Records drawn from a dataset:
┄┄┄┄┄┄┄┄┄┄┄┄┄┄┄┄┄┄┄┄

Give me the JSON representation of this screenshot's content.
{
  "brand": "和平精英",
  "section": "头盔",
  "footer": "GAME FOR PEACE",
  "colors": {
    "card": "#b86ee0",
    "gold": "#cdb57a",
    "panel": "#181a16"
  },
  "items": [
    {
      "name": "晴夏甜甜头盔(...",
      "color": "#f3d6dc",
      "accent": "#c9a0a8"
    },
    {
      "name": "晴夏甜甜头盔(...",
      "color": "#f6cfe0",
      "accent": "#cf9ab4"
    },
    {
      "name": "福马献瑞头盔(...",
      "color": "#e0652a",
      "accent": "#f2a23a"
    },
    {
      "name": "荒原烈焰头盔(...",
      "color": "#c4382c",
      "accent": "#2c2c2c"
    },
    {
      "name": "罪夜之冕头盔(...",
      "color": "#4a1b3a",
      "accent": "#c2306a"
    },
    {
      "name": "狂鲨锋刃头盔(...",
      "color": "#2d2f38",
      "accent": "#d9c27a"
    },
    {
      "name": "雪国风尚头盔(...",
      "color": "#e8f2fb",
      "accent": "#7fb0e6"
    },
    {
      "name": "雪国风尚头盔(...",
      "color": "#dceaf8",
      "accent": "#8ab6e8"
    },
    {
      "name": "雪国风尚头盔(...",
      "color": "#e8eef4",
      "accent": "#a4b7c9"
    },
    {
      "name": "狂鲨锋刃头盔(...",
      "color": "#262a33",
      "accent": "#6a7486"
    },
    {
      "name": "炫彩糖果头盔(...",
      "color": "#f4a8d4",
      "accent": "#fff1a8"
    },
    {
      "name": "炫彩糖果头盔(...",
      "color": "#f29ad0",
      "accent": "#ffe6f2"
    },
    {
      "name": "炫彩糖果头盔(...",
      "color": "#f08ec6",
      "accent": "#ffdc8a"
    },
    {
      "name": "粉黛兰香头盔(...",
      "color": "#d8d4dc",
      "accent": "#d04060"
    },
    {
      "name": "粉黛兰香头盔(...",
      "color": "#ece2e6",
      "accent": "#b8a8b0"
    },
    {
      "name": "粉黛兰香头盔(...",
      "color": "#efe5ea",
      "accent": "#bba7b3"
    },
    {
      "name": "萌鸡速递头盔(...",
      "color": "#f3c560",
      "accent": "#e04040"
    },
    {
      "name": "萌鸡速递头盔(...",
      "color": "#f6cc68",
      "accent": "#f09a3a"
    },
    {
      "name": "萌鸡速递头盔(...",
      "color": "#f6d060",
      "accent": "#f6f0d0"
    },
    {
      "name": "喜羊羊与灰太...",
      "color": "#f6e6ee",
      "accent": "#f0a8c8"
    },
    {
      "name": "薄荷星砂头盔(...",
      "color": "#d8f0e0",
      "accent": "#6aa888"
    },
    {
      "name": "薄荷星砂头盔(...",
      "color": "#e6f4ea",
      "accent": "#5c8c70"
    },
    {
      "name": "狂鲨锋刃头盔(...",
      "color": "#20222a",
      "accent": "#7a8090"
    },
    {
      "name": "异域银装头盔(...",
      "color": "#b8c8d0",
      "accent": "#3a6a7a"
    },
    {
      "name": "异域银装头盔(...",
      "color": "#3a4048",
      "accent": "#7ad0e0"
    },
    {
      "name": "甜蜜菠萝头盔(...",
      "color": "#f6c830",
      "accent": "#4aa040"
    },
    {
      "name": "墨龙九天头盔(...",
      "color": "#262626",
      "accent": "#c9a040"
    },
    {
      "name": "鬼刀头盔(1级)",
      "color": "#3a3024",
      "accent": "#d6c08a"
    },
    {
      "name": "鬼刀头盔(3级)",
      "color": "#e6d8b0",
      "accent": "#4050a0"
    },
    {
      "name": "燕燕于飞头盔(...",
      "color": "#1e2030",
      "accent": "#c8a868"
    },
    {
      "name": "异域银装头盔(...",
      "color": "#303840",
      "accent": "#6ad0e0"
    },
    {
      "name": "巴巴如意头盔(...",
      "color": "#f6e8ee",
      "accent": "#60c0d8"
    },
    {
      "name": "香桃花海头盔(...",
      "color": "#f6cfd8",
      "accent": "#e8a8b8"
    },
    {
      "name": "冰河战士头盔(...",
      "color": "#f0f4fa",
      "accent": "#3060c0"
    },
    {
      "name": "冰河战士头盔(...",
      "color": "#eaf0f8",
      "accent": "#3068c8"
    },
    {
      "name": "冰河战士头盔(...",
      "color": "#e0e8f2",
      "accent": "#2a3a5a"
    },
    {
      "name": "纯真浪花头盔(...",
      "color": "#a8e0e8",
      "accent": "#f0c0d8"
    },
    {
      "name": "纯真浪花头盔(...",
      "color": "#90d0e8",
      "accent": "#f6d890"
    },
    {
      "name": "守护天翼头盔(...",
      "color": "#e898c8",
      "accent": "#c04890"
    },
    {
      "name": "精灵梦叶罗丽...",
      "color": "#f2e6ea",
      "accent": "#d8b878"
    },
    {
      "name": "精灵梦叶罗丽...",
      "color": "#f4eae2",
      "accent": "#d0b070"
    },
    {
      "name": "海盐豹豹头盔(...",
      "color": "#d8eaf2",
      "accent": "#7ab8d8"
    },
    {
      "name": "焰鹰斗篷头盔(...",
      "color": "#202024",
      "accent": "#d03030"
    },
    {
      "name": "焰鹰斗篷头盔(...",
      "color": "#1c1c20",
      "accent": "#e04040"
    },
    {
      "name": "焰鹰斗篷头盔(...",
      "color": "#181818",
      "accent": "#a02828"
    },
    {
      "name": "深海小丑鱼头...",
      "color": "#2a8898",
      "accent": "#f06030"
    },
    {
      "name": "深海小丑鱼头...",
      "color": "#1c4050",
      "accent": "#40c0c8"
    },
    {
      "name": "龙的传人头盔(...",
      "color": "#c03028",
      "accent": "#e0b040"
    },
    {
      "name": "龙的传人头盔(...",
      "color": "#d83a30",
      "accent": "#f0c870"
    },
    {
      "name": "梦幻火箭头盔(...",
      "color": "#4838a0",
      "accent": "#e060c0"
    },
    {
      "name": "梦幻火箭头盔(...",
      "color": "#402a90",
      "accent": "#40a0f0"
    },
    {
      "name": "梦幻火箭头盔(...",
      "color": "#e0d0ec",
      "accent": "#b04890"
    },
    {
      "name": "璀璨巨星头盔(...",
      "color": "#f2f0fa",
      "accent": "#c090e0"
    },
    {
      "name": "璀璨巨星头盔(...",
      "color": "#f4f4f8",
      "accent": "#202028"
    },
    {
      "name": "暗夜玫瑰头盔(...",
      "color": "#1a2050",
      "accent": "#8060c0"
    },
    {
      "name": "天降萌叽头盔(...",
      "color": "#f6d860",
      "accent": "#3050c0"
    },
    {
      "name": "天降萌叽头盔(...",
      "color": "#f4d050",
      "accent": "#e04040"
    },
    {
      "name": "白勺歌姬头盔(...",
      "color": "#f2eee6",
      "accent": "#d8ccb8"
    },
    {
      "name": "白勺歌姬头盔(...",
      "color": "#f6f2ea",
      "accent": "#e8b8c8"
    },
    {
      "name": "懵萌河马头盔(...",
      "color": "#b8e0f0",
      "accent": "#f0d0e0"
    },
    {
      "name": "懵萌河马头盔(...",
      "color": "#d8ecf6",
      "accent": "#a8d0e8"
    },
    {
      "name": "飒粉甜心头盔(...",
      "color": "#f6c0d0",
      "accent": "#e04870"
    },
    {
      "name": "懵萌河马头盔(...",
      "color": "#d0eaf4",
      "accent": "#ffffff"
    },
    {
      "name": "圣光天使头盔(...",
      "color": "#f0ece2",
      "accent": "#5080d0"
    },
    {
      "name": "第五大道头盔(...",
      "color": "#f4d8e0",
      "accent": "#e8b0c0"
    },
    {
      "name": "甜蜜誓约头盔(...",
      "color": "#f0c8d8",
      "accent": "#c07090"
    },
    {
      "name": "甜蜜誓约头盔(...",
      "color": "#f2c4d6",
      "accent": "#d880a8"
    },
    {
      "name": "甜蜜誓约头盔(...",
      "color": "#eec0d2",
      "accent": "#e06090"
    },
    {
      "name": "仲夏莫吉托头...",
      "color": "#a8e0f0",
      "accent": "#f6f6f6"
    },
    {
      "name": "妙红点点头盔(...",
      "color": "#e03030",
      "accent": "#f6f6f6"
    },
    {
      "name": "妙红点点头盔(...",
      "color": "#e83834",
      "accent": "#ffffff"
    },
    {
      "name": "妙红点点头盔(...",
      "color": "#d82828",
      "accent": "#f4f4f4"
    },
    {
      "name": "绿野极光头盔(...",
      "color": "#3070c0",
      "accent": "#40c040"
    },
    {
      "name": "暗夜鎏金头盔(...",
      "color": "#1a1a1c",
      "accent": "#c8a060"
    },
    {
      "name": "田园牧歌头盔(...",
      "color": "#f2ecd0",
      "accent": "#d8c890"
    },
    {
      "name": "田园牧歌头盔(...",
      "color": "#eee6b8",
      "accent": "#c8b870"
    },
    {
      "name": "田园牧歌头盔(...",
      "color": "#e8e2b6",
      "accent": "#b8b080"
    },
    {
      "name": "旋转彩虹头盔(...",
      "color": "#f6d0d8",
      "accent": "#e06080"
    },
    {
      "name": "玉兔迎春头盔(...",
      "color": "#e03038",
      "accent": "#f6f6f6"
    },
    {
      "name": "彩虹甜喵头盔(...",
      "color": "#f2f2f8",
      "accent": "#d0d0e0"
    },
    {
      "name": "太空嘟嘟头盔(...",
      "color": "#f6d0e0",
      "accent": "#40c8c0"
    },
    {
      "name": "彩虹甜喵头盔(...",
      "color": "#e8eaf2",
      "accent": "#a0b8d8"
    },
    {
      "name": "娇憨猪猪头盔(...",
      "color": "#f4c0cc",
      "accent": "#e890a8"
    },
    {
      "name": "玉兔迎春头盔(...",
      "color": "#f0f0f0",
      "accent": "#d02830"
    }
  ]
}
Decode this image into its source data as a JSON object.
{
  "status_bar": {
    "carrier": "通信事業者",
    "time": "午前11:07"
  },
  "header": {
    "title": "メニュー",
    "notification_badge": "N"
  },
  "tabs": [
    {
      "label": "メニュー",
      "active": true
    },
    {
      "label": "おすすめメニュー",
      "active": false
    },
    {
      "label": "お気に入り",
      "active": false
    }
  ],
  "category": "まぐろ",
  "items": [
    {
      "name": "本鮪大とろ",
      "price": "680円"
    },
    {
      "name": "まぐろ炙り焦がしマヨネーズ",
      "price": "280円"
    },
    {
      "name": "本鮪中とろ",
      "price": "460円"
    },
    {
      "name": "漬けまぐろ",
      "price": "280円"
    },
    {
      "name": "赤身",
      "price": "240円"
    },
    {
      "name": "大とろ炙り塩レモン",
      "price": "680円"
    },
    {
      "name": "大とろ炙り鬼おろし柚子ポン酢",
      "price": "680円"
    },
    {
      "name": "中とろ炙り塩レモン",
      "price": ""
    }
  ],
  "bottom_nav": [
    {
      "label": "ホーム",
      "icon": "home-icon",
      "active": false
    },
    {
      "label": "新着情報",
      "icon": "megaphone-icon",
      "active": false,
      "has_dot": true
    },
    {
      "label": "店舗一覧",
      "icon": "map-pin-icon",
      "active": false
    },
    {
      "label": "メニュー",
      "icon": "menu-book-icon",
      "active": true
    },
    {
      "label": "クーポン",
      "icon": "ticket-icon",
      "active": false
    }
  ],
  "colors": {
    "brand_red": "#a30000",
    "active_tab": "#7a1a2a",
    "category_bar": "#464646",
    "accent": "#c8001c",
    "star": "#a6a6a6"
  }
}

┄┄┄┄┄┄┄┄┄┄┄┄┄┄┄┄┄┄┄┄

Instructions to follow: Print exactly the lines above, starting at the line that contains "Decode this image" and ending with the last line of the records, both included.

Solution to this exercise:
Decode this image into its source data as a JSON object.
{
  "status_bar": {
    "carrier": "通信事業者",
    "time": "午前11:07"
  },
  "header": {
    "title": "メニュー",
    "notification_badge": "N"
  },
  "tabs": [
    {
      "label": "メニュー",
      "active": true
    },
    {
      "label": "おすすめメニュー",
      "active": false
    },
    {
      "label": "お気に入り",
      "active": false
    }
  ],
  "category": "まぐろ",
  "items": [
    {
      "name": "本鮪大とろ",
      "price": "680円"
    },
    {
      "name": "まぐろ炙り焦がしマヨネーズ",
      "price": "280円"
    },
    {
      "name": "本鮪中とろ",
      "price": "460円"
    },
    {
      "name": "漬けまぐろ",
      "price": "280円"
    },
    {
      "name": "赤身",
      "price": "240円"
    },
    {
      "name": "大とろ炙り塩レモン",
      "price": "680円"
    },
    {
      "name": "大とろ炙り鬼おろし柚子ポン酢",
      "price": "680円"
    },
    {
      "name": "中とろ炙り塩レモン",
      "price": ""
    }
  ],
  "bottom_nav": [
    {
      "label": "ホーム",
      "icon": "home-icon",
      "active": false
    },
    {
      "label": "新着情報",
      "icon": "megaphone-icon",
      "active": false,
      "has_dot": true
    },
    {
      "label": "店舗一覧",
      "icon": "map-pin-icon",
      "active": false
    },
    {
      "label": "メニュー",
      "icon": "menu-book-icon",
      "active": true
    },
    {
      "label": "クーポン",
      "icon": "ticket-icon",
      "active": false
    }
  ],
  "colors": {
    "brand_red": "#a30000",
    "active_tab": "#7a1a2a",
    "category_bar": "#464646",
    "accent": "#c8001c",
    "star": "#a6a6a6"
  }
}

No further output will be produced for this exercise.